hardening of arteries
to relax and reduce stress through meditation, specifically
Transcendental Meditation, may reduce atherosclerosis--and risk
of heart attack and stroke--according to findings published
in the American Heart Association journal Stroke.
is the first controlled study to suggest that stress reduction
by itself can reduce atherosclerosis without changes in diet
and exercise, according to a team of researchers from UCLA and
Charles R. Drew University of Medicine and Science in Los Angeles
University of Management (M.U.M.) College of Maharishi Vedic
Medicine in Fairfield, Iowa.
is the hardening of the arteries accompanied by the buildup
of fat deposits in the artery walls. It leads to cardiovascular
disease (CVD), the number one cause of death for all Americans.
CVD is particularly lethal to African Americans, who are twice
as likely to die from the illness as whites.
study was supported by a grant from the National Heart, Lung
and Blood Institute and was conducted at Drew University in
collaboration with the M.U.M. Center for Natural Medicine and
African Americans who were at risk for cardiovascular disease
were randomly assigned to the Transcendental Meditation program
or to a health education control group. Sixty men and women
volunteers completed pretests and posttests over an average
intervention period of about seven months. The level of fatty
substances deposited on participants' arterial walls, or carotid
intima-media thickness (IMT), was evaluated by ultrasound. IMT
is a widely used surrogate measure of coronary atherosclerosis
and a predictor of heart attack and stroke.
practicing meditation showed a decrease of 0.098mm in IMT wall
thickness, whereas participants in the health education control
group showed an increase of 0.054mm. Based on two previous clinical
observations, a 0.1mm decrease in IMT would indicate an approximate
11 percent decrease in risk of heart attack and a 7.7 percent
to 15 percent reduction in risk of stroke.
reductions found in the meditation group were comparable to
those achieved by lipid-lowering medications and intensive lifestyle
modification programs. There was no significant difference in
baseline characteristics, intervention duration or attrition
between the two groups.
Schneider, M.D., second author of the study and director of
the NIH- sponsored Center for Natural Medicine and Prevention
(CNMP) at the College of Maharishi Vedic Medicine, states, "Cardiovascular
disease is associated with psychological stress.

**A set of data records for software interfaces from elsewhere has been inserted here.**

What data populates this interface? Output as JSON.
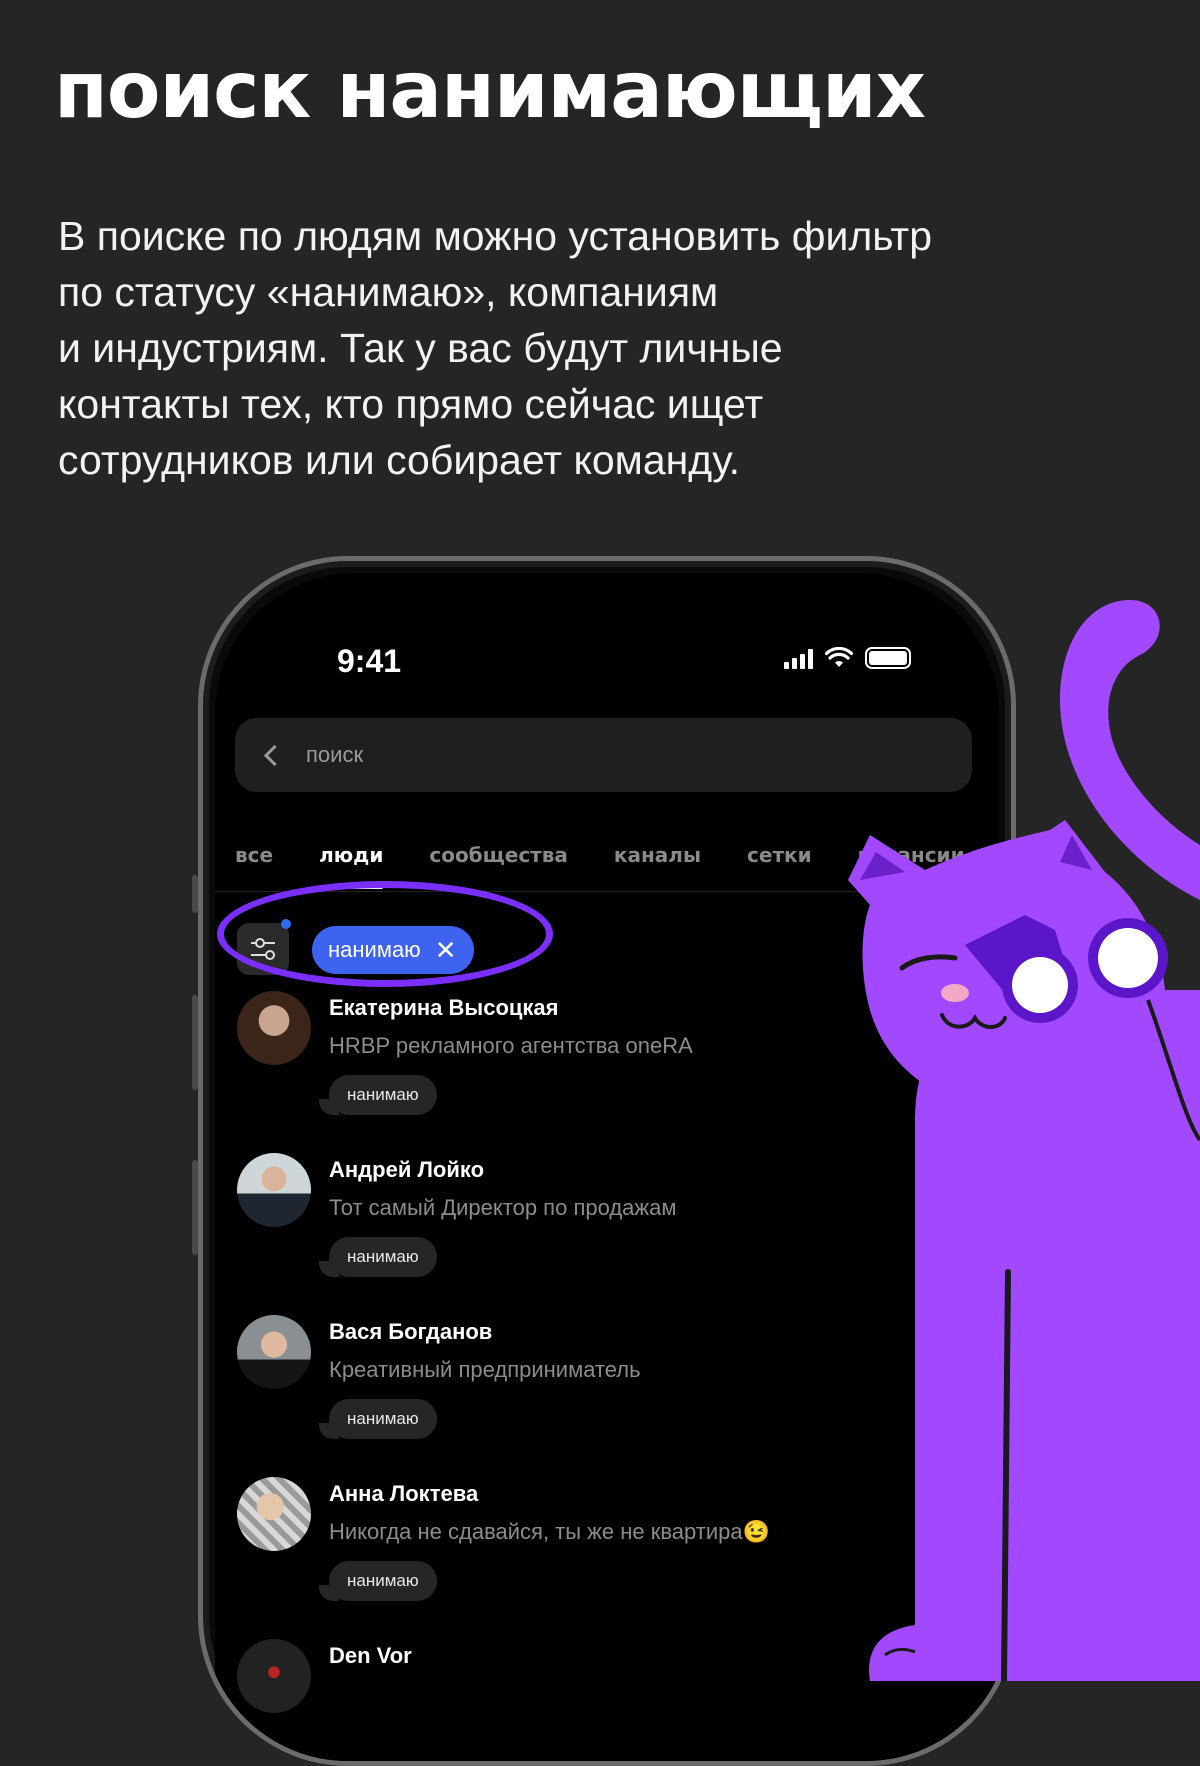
{
  "headline": "поиск нанимающих",
  "body_lines": [
    "В поиске по людям можно установить фильтр",
    "по статусу «нанимаю», компаниям",
    "и индустриям. Так у вас будут личные",
    "контакты тех, кто прямо сейчас ищет",
    "сотрудников или собирает команду."
  ],
  "phone": {
    "status_time": "9:41",
    "search_placeholder": "поиск",
    "tabs": [
      "все",
      "люди",
      "сообщества",
      "каналы",
      "сетки",
      "вакансии"
    ],
    "active_tab": "люди",
    "filter_chip": "нанимаю",
    "people": [
      {
        "name": "Екатерина Высоцкая",
        "description": "HRBP рекламного агентства oneRA",
        "badge": "нанимаю"
      },
      {
        "name": "Андрей Лойко",
        "description": "Тот самый Директор по продажам",
        "badge": "нанимаю"
      },
      {
        "name": "Вася Богданов",
        "description": "Креативный предприниматель",
        "badge": "нанимаю"
      },
      {
        "name": "Анна Локтева",
        "description": "Никогда не сдавайся, ты же не квартира😉",
        "badge": "нанимаю"
      },
      {
        "name": "Den Vor",
        "description": "",
        "badge": ""
      }
    ]
  },
  "colors": {
    "background": "#252525",
    "accent_purple": "#a249ff",
    "ring_purple": "#7b2fff",
    "chip_blue": "#3d63f0"
  }
}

Previous research
has found that the TM program decreases coronary heart disease
risk factors, including hypertension, oxidized lipids, stress

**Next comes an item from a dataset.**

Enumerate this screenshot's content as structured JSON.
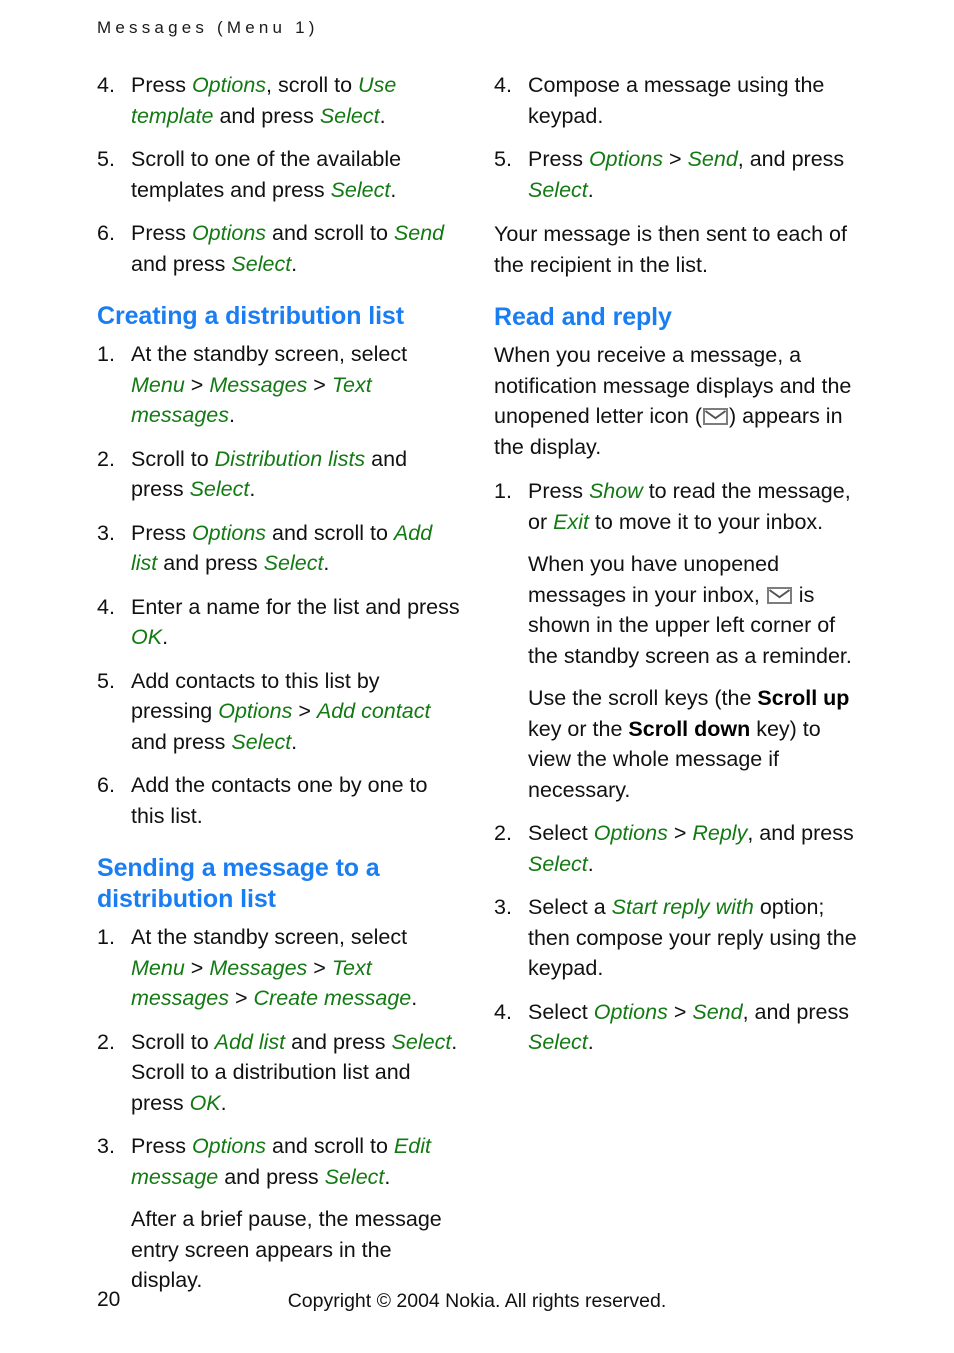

hormones and psychological stress, and is associated with reduced
cardiovascular disease and death in African Americans and the
together, these and other findings suggest that the distinct
state of 'restful alertness' gained during the TM technique
may be triggering self- repair homeostatic mechanisms in the
body, which lead to the regression of atherosclerosis," says